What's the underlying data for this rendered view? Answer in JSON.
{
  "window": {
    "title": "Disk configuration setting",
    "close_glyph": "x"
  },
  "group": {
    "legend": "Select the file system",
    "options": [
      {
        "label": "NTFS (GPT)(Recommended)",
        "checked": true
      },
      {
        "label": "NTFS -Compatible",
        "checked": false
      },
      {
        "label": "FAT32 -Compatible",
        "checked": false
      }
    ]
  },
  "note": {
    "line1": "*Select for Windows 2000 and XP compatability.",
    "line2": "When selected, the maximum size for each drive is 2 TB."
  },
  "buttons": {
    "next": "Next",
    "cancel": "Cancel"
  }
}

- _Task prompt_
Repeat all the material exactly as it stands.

- _Expected answer_
What's the underlying data for this rendered view? Answer in JSON.
{
  "window": {
    "title": "Disk configuration setting",
    "close_glyph": "x"
  },
  "group": {
    "legend": "Select the file system",
    "options": [
      {
        "label": "NTFS (GPT)(Recommended)",
        "checked": true
      },
      {
        "label": "NTFS -Compatible",
        "checked": false
      },
      {
        "label": "FAT32 -Compatible",
        "checked": false
      }
    ]
  },
  "note": {
    "line1": "*Select for Windows 2000 and XP compatability.",
    "line2": "When selected, the maximum size for each drive is 2 TB."
  },
  "buttons": {
    "next": "Next",
    "cancel": "Cancel"
  }
}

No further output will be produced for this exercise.